● What you need to do: All entries are to be repeated exactly as shown below.

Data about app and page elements
+---+

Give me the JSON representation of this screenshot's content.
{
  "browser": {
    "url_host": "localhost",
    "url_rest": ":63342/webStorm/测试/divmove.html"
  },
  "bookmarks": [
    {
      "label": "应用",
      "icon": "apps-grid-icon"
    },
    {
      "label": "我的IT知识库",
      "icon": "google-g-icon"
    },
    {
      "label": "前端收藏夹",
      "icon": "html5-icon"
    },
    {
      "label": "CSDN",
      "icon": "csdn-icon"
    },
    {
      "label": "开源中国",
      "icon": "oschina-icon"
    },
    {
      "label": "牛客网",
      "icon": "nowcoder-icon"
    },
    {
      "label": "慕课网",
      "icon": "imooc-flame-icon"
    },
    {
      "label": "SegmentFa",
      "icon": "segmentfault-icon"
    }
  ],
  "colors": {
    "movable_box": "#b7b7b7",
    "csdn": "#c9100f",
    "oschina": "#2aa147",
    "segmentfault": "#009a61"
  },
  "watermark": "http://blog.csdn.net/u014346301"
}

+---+

● Response below:
Give me the JSON representation of this screenshot's content.
{
  "browser": {
    "url_host": "localhost",
    "url_rest": ":63342/webStorm/测试/divmove.html"
  },
  "bookmarks": [
    {
      "label": "应用",
      "icon": "apps-grid-icon"
    },
    {
      "label": "我的IT知识库",
      "icon": "google-g-icon"
    },
    {
      "label": "前端收藏夹",
      "icon": "html5-icon"
    },
    {
      "label": "CSDN",
      "icon": "csdn-icon"
    },
    {
      "label": "开源中国",
      "icon": "oschina-icon"
    },
    {
      "label": "牛客网",
      "icon": "nowcoder-icon"
    },
    {
      "label": "慕课网",
      "icon": "imooc-flame-icon"
    },
    {
      "label": "SegmentFa",
      "icon": "segmentfault-icon"
    }
  ],
  "colors": {
    "movable_box": "#b7b7b7",
    "csdn": "#c9100f",
    "oschina": "#2aa147",
    "segmentfault": "#009a61"
  },
  "watermark": "http://blog.csdn.net/u014346301"
}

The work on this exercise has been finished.